In the same rehearsal venue as us are the kids of School Of Rock – a show that is high on my list to see. Every morning at 10 and every evening at 6 you see the real heroes, no not the kids but the parents waiting for their loved ones.
I recently had a delightfully reminiscent few hours with an old hoofer chum about our dancing years. Ah, those glory days long before the bones started to creak, hair recedes and magazines landed on my doorstep for middle aged must-haves.
Whilst sipping my free coffee (thank you Waitrose), I got to thinking about my idols and how they inspired and motivated me and just what it feels like to actually meet one of them – though in my case not in a supermarket!
Text can sometimes be a prison. At its best, postwar British theatre is a writer’s theatre, with the great pensmiths — from Samuel Beckett, John Osborne and Harold Pinter to Caryl Churchill, Martin Crimp and Sarah Kane — carving out visions of everyday humanity in all our agonies and glee.
According to Jullian Marsh in 42nd Street “The most glorious words in the english language are Musical Comedy”. How head spinning, toe tapping, leg kicking right he is! London is practically sinking under the weight of dance shows at the moment and I for one couldn’t be happier.

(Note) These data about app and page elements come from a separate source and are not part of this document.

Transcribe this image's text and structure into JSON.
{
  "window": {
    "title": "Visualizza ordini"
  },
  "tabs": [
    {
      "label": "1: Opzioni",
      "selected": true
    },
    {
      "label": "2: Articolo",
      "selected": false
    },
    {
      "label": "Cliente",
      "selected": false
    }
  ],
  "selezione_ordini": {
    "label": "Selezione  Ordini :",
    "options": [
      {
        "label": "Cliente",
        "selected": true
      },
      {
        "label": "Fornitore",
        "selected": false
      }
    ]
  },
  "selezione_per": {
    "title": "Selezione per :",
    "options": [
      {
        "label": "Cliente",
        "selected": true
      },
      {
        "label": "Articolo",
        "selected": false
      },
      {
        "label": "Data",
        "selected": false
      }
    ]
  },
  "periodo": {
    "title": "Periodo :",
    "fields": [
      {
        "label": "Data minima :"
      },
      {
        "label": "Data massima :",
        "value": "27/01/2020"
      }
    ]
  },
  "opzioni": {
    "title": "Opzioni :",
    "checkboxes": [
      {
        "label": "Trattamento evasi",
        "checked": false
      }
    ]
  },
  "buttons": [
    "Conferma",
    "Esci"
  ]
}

The Brangelina break-up got me to thinking of a theatrical bust-up that I once witnessed. Where no love was lost and divorce was inevitable! I was part of a show where the leading lady fired three leading men in quick succession.